• **Activity**
Find every line below with the word "kind". Then give only how many there are.

• **Records to use**

══════

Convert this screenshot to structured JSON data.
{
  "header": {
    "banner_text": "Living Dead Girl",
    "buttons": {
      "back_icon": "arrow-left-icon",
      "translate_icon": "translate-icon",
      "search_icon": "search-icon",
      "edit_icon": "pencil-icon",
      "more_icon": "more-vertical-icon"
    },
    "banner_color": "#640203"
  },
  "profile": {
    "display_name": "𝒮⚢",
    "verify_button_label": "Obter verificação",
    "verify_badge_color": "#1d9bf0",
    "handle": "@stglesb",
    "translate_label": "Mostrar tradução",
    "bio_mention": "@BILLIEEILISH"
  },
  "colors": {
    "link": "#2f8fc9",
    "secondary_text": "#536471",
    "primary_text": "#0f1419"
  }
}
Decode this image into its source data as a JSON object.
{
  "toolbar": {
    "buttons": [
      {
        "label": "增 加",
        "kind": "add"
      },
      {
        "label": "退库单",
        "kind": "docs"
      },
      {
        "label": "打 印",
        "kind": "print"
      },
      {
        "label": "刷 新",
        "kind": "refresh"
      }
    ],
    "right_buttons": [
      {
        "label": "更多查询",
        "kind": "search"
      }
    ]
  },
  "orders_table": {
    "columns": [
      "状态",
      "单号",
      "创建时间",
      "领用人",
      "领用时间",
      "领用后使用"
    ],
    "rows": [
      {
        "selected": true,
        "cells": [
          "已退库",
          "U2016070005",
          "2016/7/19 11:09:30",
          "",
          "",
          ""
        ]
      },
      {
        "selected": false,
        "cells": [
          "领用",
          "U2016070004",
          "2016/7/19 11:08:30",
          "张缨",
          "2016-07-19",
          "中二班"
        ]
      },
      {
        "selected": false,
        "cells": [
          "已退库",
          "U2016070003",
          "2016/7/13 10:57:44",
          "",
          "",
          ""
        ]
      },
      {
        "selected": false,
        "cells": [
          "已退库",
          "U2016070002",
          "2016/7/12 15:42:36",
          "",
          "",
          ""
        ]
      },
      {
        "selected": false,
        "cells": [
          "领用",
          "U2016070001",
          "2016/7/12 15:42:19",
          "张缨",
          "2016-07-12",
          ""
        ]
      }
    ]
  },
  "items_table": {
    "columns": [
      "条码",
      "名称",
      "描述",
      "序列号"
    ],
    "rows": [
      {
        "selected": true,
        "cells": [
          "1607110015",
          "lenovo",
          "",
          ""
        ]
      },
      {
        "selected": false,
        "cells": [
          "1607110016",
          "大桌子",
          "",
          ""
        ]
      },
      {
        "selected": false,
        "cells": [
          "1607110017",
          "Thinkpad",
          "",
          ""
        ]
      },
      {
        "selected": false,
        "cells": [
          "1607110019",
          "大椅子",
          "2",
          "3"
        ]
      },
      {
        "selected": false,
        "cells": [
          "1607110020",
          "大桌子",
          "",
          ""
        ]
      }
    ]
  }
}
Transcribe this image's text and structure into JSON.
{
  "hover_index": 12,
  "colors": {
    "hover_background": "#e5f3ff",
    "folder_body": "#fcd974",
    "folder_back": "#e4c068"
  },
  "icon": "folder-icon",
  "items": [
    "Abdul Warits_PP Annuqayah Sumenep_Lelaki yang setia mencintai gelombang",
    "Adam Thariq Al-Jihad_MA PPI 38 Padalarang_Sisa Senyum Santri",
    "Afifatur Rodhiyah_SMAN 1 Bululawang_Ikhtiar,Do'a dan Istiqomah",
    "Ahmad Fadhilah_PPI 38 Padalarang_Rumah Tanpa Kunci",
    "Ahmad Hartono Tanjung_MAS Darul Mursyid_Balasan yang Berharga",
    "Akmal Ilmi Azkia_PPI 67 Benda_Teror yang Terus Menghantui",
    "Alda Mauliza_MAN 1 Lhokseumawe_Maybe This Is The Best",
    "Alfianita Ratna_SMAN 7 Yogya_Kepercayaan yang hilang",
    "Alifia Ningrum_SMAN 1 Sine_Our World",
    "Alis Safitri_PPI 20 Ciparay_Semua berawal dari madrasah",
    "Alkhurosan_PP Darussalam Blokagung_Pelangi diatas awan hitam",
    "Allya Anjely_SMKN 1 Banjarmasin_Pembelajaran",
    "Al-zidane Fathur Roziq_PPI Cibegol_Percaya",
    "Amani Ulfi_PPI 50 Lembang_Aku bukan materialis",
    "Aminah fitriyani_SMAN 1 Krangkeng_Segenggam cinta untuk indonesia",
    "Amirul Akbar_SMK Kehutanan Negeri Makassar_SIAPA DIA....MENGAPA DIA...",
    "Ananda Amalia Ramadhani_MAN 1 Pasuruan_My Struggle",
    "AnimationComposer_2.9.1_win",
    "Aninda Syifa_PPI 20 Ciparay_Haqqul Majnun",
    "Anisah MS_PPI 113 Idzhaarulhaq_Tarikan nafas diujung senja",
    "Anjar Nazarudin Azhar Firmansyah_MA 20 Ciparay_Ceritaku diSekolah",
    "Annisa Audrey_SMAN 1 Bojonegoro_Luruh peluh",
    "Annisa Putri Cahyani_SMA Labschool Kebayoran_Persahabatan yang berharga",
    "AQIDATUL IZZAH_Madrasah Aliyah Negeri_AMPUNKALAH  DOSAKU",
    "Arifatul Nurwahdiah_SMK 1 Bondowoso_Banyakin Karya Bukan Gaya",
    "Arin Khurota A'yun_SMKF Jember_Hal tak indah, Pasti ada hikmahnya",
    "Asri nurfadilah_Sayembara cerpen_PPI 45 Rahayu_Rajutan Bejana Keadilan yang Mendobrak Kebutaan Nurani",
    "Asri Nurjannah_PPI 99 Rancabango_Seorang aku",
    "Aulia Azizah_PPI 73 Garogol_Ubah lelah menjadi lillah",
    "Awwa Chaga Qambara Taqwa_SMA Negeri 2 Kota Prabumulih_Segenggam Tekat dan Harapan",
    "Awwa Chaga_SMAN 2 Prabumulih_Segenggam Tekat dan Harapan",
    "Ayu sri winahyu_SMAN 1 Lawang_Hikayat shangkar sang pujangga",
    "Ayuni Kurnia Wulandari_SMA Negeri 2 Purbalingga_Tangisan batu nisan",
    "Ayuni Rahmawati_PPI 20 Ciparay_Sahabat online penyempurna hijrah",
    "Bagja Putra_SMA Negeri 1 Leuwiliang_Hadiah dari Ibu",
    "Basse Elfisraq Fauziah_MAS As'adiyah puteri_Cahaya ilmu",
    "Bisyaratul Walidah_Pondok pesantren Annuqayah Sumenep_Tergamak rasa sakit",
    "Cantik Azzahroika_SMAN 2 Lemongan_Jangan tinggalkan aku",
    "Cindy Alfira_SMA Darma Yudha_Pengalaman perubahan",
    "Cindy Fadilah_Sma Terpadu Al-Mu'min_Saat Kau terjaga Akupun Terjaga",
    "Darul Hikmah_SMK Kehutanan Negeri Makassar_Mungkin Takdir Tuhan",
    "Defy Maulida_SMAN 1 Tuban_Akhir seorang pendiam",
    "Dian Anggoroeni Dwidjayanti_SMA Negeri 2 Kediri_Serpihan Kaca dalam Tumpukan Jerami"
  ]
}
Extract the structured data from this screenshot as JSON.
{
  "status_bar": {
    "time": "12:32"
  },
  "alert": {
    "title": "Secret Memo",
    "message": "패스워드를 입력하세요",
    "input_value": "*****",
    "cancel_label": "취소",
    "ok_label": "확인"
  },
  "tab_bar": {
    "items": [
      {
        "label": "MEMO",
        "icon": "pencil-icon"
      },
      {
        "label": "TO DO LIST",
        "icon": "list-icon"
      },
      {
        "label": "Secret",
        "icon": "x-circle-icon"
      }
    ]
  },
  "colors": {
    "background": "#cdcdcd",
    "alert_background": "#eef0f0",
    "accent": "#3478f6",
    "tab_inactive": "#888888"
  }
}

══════

• **Response box**
5